# SICP: Section 2.2.2

The sections introduces us to trees using pairs as the underlying structure.

### Section example

Each exercise of SICP makes me think more about recursion. The following exercise made me think more about how to model recursion and what the returns are to be when recursing multiple layers inside a tree.

### Exercise 2.31

Exercise 2.32 could have been written better if currying was available. I am not sure whether scheme supports currying functions, and hence the regular lambda expression.

# SICP: Section 2.2.1

Exercise 2.20 deals with functions that take arbitrary number of arguments. This is extremely useful in the context of scheme because it allows you to use less brackets :).

### Exercise 2.20

I used reverse followed by the same-parity-iter because I did not want to use the inefficient append function.

The sections also introduces us to the map higher order function.

But why map? Quoting SICP

The different between the two definitions is not that the computer is performing a different process (it isn’t) but that we think about the process differently. In effect, map helps establish an abstraction barrier that isolates the implementation of procedures that transforms lists from the details of how the elements of the list are extracted and combined.

This is the most succint way to put across the need for abstractions. Abstractions are invented to help us think differently and care about different things.

### Exercise 2.22

Interchanging the arguments of cons does not work as it will generate a list of lists instead of generating a single list.

# Starting SICP

I recently got gifted the book Structure and Interpretation of Programs(SICP) on my birthday. I have had a long desire to go through the complete book and complete all the exercises. Inspired by Eli Bendersky’s, I am going to spend the next 6 months or maybe a year going through the book. I have already finished the first chapter of the book. Hence I will be blogging only from chapter 2. I am going to follow the plan laid out by Eli Bendersky, the plan being

• Read the book
• See all the video lectures by Sussman and Abelson
• Do all the exercises in the book.
• Write about the exercises and the things that I have learnt from it.

# GSoC Last Week

This happens to be the last week of GSoC. The major things that I accomplished this week are

• Got pylab to work interactively.
• Made more changes to the documentation of plotting module.

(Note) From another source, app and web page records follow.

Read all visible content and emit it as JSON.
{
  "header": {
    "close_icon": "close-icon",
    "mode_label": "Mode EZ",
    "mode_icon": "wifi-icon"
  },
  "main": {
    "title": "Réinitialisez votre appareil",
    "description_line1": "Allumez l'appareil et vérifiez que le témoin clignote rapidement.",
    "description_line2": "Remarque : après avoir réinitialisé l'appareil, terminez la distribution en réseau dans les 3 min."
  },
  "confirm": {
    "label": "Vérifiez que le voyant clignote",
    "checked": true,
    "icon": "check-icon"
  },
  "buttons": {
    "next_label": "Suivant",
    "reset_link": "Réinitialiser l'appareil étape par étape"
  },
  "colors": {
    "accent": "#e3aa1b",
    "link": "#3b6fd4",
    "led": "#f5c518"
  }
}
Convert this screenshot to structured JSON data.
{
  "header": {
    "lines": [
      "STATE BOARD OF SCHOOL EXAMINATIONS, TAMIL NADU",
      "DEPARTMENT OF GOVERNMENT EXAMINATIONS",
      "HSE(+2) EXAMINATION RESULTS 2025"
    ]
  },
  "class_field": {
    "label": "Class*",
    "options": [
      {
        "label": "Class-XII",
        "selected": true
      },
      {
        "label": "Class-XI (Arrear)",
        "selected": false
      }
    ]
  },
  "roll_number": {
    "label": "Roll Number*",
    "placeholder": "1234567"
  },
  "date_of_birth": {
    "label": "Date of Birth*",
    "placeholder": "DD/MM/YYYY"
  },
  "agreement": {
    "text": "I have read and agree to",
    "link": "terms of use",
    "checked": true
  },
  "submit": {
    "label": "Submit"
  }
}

I have a pull request for the restructured plotting module at here. There has been lots of discussions on how the new plot API should look like in the pull request. The API as of now has 5 functions:

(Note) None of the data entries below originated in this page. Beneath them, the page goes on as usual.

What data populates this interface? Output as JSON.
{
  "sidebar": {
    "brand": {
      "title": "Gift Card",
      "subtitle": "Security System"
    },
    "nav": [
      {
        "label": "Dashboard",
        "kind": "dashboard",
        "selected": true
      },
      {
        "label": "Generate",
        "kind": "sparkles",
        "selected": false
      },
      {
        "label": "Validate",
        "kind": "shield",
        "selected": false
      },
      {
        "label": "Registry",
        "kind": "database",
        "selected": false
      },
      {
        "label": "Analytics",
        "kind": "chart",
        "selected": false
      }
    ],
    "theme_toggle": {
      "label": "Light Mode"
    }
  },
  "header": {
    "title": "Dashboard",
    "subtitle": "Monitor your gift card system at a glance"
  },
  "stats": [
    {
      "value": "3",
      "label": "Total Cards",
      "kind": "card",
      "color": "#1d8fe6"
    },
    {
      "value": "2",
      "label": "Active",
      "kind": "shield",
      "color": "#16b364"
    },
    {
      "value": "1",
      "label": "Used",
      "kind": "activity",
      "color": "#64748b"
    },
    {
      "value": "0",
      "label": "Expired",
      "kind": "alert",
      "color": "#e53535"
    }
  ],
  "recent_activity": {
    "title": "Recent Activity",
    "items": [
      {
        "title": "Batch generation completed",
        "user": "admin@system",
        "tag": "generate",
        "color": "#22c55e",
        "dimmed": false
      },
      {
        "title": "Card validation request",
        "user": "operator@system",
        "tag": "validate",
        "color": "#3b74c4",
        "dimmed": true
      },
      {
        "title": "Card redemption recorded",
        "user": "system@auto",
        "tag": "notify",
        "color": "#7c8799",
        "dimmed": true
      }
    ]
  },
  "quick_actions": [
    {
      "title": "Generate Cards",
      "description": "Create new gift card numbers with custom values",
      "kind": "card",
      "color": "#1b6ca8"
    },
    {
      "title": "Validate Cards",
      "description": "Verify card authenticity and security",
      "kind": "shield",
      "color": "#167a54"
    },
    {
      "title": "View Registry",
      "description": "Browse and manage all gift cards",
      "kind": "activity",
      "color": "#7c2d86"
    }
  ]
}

• plot_line which plots 2D line plots, which I think I will change to plot.
• plot_parametric which plots 2D parametric plots.
• plot3D which plots 3D plots.
• plot3D_parametric which plots 3D parametric line plots. I think I will have to change it into plot_parametric3D.
• plot3D_surface which plots 3D parametric surfaces.

The names are slightly confusing, but the alternative to these names are big. If you have any good names for 3D plots, please leave it in the comments.

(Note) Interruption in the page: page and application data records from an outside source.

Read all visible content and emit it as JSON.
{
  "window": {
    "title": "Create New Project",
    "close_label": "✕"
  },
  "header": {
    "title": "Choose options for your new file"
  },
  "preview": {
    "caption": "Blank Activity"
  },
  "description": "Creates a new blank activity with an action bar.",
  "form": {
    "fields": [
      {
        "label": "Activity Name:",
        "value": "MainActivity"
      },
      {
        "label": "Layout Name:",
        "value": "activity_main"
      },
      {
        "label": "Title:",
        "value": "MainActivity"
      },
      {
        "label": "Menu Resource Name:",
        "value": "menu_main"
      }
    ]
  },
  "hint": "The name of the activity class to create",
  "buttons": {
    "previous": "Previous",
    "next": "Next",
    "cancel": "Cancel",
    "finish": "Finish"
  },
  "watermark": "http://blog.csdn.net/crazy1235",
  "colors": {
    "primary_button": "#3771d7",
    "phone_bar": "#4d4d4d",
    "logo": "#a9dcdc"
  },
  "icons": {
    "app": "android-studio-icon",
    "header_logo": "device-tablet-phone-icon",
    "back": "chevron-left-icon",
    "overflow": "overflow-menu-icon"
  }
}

I will have another post describing the things I learnt over this GSoC period.

# GSOC Week 11

I got my adaptive sampling branch merged last week. Now the plots are sampled adaptively and is more accurate. I also added a lot of tests to the implicit plotting branch and the coverage now is greater than 90%.

One of the major things decided in the previous week was to restructure the plot function. Presently plot is a single function, which depending on its input, renders an 2d or an 3d plot. Though it plots the right kind of plot, the plot function is quite complex and it was decided to split the plot function into smaller functions that plots a particular type of plot. I tried an approach where all 2D plots are plotted by a plot2d function, the 3D plots by plot3D and the existing plot_implicit plots to plot regions and implicit equations. Aaron mentioned that the API is still very complex as I was using tuples and lists to differentiate between a parametric plot and a 2d line plot and he was right. It is a bit complex and it was decided to have a functions for each kind of plot.

I think i can have the new plot functions as an PR by next week and I would like to try getting a Mayavi backend ready by the end of my GSoC period.

I forgot to mention why I deviated from my what I said I would do in my GSoC application. I tried getting a svgfig backend ready for almost one and a half week, and it was quite difficult. svgfig is not being updated and I had a hard time getting the axis ticks labelling to work most of the time. I wrote to the project maintainer many times and he helped me with a lot of things, but the library was not polished enough to use it with Sympy Live. So plotting for SymPy Live should be attempted with a javascript plotting library rather than a python backend. If we get matplotlib support on GAE, then it would be awesome.